> **TO DO**
Where a line of the data below has the string "Development", copy that line.

Data entries:
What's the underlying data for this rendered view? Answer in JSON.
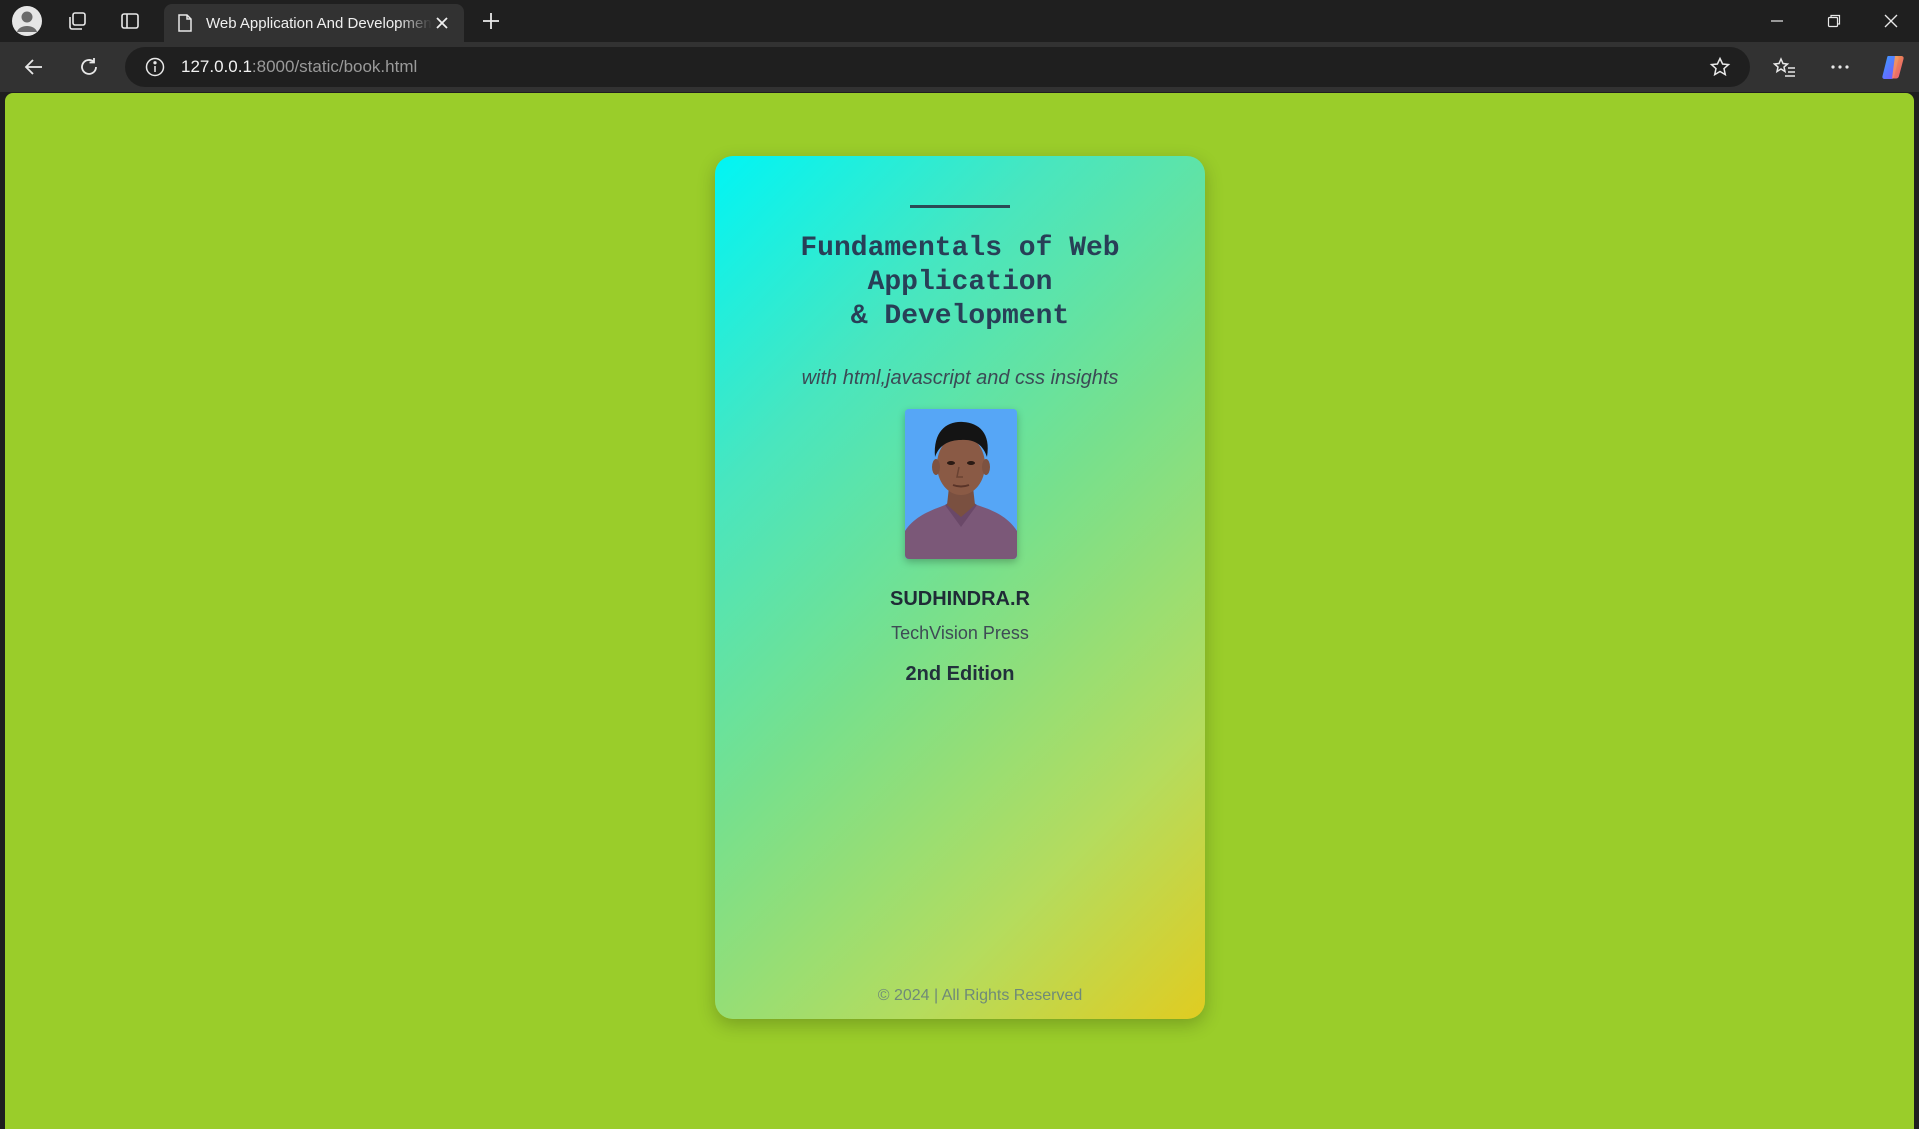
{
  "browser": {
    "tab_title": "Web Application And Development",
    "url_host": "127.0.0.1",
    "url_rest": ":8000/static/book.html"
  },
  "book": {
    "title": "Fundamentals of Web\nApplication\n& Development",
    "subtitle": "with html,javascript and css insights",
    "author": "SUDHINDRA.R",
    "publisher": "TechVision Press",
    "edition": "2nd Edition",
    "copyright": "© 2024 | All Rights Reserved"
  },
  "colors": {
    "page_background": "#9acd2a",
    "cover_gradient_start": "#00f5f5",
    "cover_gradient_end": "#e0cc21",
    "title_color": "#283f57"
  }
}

> **REPLY TO THE TASK**
    "tab_title": "Web Application And Development",
    "title": "Fundamentals of Web\nApplication\n& Development",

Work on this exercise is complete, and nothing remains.